━━━ Material to process
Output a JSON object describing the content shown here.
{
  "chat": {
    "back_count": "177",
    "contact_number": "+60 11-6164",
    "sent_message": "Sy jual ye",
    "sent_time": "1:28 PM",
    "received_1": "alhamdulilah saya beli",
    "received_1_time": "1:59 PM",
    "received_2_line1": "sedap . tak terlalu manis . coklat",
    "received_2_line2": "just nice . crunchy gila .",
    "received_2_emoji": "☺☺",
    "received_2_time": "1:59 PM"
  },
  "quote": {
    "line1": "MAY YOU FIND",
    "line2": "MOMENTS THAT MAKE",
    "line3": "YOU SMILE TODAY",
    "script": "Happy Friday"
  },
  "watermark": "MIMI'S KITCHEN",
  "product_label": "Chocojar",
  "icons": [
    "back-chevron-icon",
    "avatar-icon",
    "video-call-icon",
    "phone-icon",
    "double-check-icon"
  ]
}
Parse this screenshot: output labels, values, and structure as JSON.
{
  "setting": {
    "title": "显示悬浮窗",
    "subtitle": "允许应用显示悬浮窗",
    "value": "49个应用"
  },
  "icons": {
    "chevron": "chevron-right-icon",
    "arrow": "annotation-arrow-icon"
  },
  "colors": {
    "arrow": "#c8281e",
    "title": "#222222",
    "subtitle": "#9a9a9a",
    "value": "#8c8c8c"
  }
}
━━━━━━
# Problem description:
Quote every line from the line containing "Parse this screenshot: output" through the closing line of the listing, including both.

# Answer:
Parse this screenshot: output labels, values, and structure as JSON.
{
  "setting": {
    "title": "显示悬浮窗",
    "subtitle": "允许应用显示悬浮窗",
    "value": "49个应用"
  },
  "icons": {
    "chevron": "chevron-right-icon",
    "arrow": "annotation-arrow-icon"
  },
  "colors": {
    "arrow": "#c8281e",
    "title": "#222222",
    "subtitle": "#9a9a9a",
    "value": "#8c8c8c"
  }
}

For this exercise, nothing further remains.